WHAT NEEDS TO BE DONE: Among the records below, find the lines that contain "icon" and copy each of them.

Items from an interface collection:
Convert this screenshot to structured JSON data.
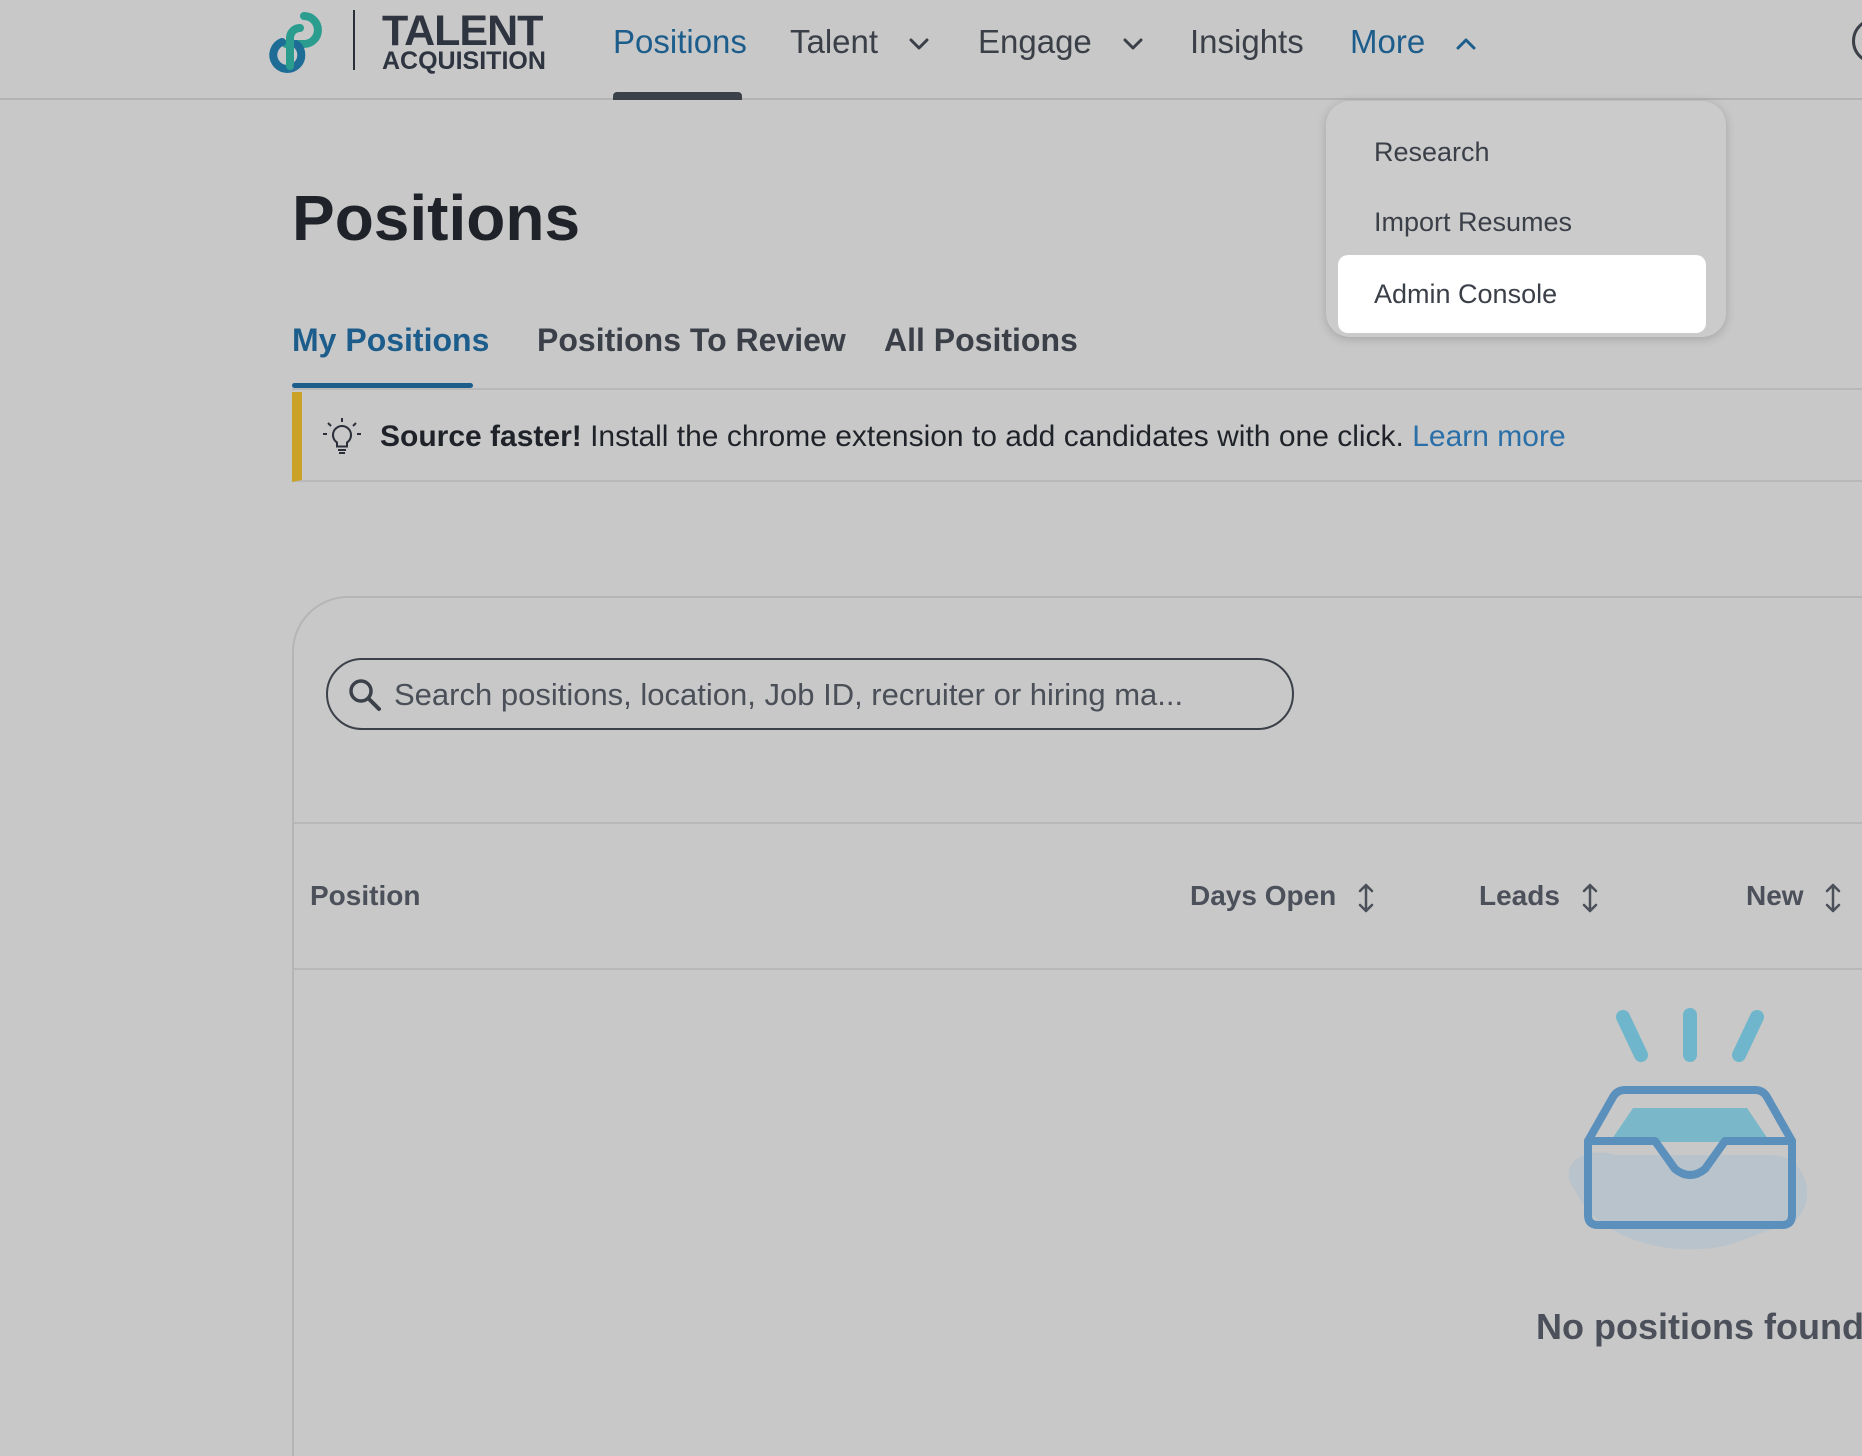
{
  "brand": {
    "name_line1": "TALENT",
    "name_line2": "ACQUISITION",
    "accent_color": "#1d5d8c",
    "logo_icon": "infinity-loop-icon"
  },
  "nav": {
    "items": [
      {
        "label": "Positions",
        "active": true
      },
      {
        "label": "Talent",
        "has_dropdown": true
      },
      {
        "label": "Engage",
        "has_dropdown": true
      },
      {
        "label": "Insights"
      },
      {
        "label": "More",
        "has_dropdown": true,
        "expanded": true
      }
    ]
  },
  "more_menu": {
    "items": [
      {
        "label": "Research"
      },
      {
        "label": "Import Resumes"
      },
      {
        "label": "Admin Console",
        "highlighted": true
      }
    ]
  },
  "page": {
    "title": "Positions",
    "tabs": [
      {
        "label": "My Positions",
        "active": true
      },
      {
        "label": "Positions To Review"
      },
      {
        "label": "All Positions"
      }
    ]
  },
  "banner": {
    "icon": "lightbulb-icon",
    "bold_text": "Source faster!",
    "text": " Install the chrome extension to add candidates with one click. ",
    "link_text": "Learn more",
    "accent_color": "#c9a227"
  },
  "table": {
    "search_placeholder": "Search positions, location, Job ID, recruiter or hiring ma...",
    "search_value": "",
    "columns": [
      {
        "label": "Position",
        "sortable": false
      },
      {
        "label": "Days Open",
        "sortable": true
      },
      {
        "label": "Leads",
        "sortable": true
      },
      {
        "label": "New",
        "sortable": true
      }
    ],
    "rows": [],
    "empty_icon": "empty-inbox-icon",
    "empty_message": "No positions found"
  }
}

OUTPUT:
    "logo_icon": "infinity-loop-icon"
    "icon": "lightbulb-icon",
    "empty_icon": "empty-inbox-icon",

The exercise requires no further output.